Would you print all of the entries exactly, please, but without their pictures?

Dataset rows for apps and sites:
————

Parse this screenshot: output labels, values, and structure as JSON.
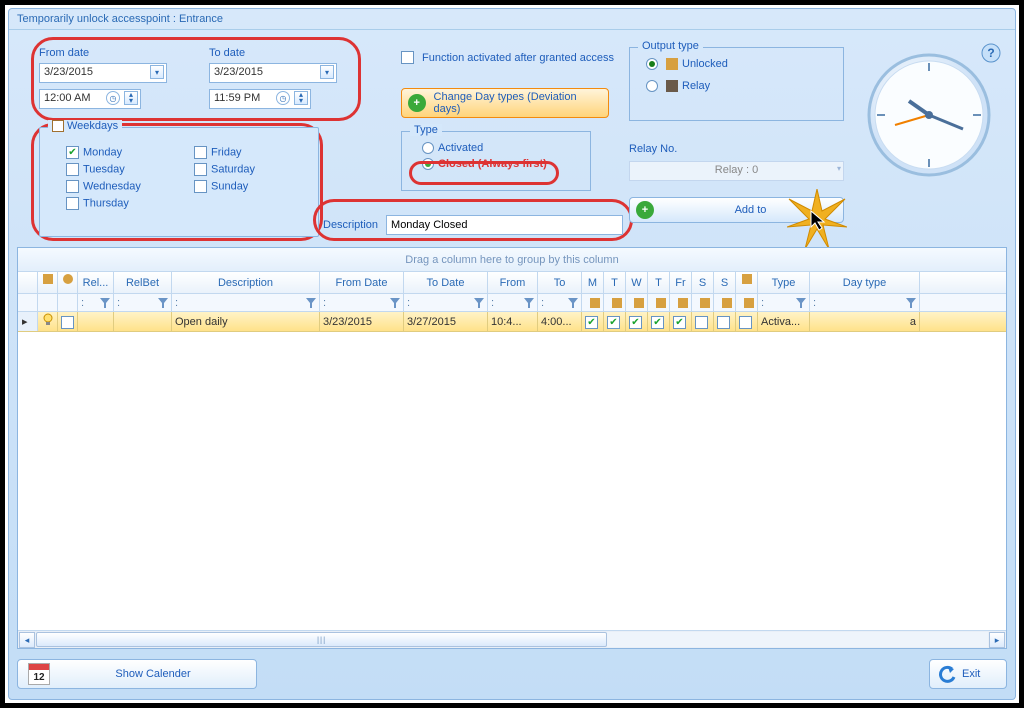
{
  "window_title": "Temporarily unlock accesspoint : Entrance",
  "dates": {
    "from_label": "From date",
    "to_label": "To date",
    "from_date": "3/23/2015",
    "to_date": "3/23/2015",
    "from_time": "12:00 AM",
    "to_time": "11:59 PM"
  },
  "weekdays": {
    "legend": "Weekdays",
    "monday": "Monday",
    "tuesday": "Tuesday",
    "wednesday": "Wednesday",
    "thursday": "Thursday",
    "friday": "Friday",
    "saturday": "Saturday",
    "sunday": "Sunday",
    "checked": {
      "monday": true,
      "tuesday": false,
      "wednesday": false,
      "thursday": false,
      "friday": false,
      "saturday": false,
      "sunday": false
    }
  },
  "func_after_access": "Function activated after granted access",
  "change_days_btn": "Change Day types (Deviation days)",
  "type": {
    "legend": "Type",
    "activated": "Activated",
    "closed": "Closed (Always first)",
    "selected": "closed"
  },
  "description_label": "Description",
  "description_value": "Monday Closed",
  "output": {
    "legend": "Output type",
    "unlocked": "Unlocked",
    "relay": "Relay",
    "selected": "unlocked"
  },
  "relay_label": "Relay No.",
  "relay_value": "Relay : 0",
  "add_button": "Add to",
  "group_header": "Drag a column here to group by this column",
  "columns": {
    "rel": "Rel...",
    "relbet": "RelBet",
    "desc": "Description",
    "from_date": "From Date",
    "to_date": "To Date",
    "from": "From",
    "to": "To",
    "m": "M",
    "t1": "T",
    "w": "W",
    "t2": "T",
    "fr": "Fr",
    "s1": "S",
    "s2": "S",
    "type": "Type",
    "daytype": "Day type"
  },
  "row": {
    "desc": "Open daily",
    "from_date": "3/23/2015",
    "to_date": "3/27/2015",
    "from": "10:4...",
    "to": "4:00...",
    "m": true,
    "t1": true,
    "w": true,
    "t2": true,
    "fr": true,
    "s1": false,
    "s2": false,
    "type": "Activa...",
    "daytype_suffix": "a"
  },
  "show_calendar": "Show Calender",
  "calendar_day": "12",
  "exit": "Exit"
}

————

■ **EXPECTED OUTPUT**
Parse this screenshot: output labels, values, and structure as JSON.
{
  "window_title": "Temporarily unlock accesspoint : Entrance",
  "dates": {
    "from_label": "From date",
    "to_label": "To date",
    "from_date": "3/23/2015",
    "to_date": "3/23/2015",
    "from_time": "12:00 AM",
    "to_time": "11:59 PM"
  },
  "weekdays": {
    "legend": "Weekdays",
    "monday": "Monday",
    "tuesday": "Tuesday",
    "wednesday": "Wednesday",
    "thursday": "Thursday",
    "friday": "Friday",
    "saturday": "Saturday",
    "sunday": "Sunday",
    "checked": {
      "monday": true,
      "tuesday": false,
      "wednesday": false,
      "thursday": false,
      "friday": false,
      "saturday": false,
      "sunday": false
    }
  },
  "func_after_access": "Function activated after granted access",
  "change_days_btn": "Change Day types (Deviation days)",
  "type": {
    "legend": "Type",
    "activated": "Activated",
    "closed": "Closed (Always first)",
    "selected": "closed"
  },
  "description_label": "Description",
  "description_value": "Monday Closed",
  "output": {
    "legend": "Output type",
    "unlocked": "Unlocked",
    "relay": "Relay",
    "selected": "unlocked"
  },
  "relay_label": "Relay No.",
  "relay_value": "Relay : 0",
  "add_button": "Add to",
  "group_header": "Drag a column here to group by this column",
  "columns": {
    "rel": "Rel...",
    "relbet": "RelBet",
    "desc": "Description",
    "from_date": "From Date",
    "to_date": "To Date",
    "from": "From",
    "to": "To",
    "m": "M",
    "t1": "T",
    "w": "W",
    "t2": "T",
    "fr": "Fr",
    "s1": "S",
    "s2": "S",
    "type": "Type",
    "daytype": "Day type"
  },
  "row": {
    "desc": "Open daily",
    "from_date": "3/23/2015",
    "to_date": "3/27/2015",
    "from": "10:4...",
    "to": "4:00...",
    "m": true,
    "t1": true,
    "w": true,
    "t2": true,
    "fr": true,
    "s1": false,
    "s2": false,
    "type": "Activa...",
    "daytype_suffix": "a"
  },
  "show_calendar": "Show Calender",
  "calendar_day": "12",
  "exit": "Exit"
}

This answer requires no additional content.